── Record set ──
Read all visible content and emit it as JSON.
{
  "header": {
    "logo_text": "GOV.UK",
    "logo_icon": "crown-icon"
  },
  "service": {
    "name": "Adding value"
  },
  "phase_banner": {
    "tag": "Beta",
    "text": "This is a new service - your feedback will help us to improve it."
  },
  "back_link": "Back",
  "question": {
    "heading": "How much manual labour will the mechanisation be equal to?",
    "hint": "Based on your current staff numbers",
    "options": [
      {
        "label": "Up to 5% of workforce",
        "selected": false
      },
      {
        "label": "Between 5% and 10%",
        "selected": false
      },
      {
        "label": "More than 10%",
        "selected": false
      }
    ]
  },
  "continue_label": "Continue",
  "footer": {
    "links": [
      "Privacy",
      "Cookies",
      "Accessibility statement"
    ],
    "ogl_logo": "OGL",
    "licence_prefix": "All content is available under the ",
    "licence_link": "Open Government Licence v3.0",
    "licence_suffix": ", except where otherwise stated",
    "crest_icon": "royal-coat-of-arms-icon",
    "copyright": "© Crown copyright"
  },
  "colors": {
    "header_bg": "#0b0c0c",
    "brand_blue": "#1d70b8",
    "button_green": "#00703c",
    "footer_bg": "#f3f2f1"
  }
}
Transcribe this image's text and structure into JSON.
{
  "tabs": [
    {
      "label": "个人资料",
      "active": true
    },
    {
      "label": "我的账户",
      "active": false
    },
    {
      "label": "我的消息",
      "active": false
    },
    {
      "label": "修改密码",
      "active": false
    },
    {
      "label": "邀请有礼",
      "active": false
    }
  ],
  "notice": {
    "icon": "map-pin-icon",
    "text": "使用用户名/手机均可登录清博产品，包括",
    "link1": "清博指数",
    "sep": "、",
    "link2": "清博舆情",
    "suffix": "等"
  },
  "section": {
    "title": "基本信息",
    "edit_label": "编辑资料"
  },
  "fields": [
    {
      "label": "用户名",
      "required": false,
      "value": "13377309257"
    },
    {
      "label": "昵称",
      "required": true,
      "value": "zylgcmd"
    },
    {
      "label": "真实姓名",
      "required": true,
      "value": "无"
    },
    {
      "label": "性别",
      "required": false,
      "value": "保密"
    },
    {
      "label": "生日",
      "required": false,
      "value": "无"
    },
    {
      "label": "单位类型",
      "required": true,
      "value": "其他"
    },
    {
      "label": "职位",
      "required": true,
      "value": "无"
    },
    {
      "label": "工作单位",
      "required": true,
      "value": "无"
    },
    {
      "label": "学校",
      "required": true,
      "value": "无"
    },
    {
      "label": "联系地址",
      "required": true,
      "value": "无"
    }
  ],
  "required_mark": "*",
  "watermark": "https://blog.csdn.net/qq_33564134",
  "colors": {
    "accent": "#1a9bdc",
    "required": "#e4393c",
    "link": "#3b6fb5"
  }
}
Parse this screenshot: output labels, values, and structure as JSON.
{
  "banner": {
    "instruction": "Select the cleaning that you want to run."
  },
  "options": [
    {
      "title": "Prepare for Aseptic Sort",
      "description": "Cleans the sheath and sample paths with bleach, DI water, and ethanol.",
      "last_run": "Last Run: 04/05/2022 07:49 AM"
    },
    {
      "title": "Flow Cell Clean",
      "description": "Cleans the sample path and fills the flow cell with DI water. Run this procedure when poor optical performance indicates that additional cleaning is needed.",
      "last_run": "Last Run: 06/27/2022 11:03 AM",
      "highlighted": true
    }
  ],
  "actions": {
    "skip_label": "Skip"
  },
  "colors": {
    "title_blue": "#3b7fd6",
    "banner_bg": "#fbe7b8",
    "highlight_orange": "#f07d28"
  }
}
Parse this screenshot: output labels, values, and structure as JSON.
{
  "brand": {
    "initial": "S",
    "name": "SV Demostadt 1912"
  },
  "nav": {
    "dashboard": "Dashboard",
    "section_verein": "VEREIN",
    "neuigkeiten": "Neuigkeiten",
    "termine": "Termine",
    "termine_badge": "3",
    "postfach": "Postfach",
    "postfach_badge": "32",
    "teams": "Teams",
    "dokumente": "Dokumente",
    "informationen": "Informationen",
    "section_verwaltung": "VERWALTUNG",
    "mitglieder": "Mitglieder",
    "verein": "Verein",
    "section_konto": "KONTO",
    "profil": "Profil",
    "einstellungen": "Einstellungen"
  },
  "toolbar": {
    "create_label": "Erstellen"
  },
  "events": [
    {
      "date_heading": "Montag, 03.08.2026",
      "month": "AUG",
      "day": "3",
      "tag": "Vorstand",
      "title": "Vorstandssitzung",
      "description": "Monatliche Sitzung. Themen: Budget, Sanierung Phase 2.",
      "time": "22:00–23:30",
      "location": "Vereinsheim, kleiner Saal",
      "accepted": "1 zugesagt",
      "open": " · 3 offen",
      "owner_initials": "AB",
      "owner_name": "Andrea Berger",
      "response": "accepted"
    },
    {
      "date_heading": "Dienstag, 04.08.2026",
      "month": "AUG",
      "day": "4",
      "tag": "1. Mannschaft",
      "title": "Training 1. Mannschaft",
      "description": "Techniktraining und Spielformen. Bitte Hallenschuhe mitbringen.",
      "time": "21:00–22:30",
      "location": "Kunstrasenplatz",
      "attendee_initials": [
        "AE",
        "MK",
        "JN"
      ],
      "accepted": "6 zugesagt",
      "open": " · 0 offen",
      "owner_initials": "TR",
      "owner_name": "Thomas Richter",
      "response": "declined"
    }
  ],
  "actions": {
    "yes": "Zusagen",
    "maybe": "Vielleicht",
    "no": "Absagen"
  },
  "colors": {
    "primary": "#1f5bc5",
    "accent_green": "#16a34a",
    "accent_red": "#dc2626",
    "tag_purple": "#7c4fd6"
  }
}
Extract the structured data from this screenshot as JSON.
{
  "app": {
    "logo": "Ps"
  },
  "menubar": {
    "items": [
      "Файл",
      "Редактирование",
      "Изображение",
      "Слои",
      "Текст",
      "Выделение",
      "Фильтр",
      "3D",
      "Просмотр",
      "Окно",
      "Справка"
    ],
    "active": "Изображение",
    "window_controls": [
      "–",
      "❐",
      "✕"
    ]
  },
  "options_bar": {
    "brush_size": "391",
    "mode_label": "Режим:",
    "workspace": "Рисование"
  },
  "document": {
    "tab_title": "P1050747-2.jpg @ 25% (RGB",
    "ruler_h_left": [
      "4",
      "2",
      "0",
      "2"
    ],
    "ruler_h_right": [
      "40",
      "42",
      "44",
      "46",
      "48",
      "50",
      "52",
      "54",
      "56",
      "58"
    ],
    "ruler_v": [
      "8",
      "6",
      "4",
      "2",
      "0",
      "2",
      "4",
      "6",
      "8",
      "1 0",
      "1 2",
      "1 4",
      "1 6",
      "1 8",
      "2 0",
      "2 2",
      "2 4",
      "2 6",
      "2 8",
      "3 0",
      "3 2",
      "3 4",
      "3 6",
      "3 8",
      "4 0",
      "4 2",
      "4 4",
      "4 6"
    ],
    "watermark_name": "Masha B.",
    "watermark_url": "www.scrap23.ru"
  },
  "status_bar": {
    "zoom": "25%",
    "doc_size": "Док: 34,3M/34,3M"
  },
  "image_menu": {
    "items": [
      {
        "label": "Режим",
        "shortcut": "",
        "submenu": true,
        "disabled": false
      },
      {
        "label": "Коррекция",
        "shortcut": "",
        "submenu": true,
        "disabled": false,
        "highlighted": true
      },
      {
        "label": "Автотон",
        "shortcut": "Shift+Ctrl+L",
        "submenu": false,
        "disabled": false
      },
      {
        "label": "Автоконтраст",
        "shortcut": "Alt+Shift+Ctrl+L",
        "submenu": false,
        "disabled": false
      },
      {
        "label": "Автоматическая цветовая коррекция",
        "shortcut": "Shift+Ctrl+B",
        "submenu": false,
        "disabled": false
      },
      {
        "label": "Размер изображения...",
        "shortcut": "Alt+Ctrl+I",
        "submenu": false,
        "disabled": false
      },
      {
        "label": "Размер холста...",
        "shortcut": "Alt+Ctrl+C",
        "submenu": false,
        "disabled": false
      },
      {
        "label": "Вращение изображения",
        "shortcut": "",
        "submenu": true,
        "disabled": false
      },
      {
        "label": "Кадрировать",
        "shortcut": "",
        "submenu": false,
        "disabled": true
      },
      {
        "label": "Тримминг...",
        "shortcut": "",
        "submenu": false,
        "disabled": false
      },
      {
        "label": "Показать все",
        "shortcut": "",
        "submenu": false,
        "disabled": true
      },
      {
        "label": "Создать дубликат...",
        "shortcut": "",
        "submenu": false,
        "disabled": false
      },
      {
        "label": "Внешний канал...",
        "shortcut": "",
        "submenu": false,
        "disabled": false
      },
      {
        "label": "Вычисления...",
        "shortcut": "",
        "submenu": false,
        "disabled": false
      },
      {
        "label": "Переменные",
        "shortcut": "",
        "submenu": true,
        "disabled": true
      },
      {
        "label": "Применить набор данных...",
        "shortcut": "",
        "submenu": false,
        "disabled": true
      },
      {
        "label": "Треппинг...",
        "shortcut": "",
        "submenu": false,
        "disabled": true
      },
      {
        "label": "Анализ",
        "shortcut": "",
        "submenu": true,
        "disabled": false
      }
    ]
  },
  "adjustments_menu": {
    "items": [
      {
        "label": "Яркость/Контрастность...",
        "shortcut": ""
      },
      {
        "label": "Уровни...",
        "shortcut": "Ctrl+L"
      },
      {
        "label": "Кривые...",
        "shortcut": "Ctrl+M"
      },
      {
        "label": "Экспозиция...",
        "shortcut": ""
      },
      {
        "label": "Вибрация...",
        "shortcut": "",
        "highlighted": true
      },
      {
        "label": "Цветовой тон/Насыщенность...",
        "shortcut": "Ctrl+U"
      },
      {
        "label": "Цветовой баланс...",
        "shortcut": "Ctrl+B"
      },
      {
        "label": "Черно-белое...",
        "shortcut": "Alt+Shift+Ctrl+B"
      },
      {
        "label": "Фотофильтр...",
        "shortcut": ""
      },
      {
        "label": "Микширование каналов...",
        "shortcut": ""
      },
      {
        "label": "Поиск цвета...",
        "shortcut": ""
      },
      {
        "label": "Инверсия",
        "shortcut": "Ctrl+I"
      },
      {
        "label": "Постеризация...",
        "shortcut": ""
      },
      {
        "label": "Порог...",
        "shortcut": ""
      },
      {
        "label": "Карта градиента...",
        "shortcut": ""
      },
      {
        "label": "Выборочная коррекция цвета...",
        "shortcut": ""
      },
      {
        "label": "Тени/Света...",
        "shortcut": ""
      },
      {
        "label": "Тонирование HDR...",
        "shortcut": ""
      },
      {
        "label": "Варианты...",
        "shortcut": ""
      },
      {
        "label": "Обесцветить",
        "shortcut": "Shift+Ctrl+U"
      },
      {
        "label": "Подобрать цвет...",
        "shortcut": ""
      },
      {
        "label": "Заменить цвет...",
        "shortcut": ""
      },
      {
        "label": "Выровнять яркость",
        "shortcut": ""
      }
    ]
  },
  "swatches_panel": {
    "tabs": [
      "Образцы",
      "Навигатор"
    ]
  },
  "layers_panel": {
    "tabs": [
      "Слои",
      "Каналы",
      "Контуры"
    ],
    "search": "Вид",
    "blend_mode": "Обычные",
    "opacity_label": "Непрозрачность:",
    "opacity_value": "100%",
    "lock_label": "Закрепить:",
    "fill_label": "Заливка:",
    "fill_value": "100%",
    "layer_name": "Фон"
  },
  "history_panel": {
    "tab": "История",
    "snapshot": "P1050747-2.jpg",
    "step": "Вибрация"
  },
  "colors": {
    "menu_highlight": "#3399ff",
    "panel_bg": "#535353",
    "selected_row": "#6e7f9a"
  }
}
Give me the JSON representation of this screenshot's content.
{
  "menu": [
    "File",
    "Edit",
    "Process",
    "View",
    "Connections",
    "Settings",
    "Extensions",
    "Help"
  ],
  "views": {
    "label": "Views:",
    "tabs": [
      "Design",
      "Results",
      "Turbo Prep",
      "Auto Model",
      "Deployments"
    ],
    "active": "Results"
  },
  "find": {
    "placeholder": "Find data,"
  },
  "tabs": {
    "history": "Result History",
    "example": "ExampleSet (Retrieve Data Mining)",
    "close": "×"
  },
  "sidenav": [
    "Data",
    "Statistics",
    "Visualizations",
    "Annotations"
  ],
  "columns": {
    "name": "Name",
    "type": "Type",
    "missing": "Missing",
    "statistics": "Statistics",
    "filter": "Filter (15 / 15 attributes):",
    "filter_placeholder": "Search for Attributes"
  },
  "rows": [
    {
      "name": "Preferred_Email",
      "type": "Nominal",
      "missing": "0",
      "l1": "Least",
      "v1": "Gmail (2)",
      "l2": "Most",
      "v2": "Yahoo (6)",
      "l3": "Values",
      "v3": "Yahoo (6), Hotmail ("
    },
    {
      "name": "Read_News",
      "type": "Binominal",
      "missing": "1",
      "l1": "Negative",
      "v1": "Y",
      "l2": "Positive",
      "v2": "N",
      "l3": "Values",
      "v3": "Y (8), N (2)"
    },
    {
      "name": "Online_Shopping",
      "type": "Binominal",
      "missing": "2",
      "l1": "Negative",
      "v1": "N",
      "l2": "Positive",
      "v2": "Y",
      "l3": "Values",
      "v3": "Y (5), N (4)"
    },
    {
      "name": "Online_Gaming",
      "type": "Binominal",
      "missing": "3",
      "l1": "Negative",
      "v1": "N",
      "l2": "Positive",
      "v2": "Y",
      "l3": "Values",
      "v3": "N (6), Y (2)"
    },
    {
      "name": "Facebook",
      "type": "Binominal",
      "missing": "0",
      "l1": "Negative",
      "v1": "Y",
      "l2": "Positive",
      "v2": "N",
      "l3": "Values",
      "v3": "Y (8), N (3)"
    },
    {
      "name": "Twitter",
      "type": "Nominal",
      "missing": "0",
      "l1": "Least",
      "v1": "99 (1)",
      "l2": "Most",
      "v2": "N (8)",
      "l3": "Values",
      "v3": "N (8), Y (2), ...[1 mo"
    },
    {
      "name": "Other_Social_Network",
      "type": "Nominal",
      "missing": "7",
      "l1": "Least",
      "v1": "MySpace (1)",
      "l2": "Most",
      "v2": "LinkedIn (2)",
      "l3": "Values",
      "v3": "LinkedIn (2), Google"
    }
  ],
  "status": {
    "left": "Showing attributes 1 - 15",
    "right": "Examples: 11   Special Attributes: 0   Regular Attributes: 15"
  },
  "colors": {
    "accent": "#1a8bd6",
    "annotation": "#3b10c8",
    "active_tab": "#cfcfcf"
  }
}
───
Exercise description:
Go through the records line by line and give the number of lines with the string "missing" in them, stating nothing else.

Answer section:
8